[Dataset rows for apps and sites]
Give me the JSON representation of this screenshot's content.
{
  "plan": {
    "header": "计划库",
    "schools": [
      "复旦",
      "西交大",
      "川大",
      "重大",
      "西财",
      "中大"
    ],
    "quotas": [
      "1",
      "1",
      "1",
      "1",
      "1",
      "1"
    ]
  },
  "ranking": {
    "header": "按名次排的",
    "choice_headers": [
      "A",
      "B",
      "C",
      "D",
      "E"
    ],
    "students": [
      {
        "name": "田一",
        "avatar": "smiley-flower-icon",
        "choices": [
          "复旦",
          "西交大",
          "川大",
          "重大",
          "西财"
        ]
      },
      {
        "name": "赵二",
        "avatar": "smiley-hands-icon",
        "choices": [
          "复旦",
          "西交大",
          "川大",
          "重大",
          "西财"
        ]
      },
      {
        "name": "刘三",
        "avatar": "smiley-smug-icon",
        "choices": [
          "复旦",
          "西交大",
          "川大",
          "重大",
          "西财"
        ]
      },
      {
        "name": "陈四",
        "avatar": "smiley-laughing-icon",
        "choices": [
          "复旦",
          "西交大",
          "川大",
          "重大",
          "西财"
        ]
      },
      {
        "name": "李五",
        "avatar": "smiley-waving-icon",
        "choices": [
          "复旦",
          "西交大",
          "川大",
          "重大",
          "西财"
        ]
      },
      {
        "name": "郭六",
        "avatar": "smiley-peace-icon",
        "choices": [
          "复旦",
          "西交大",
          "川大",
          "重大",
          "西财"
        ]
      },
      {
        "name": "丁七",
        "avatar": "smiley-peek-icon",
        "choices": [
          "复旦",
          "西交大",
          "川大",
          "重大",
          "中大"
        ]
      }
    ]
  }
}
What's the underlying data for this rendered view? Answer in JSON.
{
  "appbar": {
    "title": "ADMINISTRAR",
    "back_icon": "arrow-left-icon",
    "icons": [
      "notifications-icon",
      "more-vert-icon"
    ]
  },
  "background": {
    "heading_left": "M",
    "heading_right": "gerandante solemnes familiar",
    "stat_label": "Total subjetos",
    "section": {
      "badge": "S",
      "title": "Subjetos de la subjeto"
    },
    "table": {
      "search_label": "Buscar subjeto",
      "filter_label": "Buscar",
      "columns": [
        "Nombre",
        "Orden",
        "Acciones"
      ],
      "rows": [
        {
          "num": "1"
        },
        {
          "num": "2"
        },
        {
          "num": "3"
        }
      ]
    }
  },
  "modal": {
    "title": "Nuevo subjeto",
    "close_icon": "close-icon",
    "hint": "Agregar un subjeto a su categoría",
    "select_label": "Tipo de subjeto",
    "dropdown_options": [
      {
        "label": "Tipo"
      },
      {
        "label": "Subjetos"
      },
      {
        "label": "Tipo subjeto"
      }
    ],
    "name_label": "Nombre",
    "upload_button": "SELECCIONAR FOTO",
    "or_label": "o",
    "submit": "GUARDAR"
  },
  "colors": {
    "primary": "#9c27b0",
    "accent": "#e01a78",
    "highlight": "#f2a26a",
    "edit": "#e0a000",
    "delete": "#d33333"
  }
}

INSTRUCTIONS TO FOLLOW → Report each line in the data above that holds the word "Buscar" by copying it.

SOLUTION TO THE PROBLEM →
      "search_label": "Buscar subjeto",
      "filter_label": "Buscar",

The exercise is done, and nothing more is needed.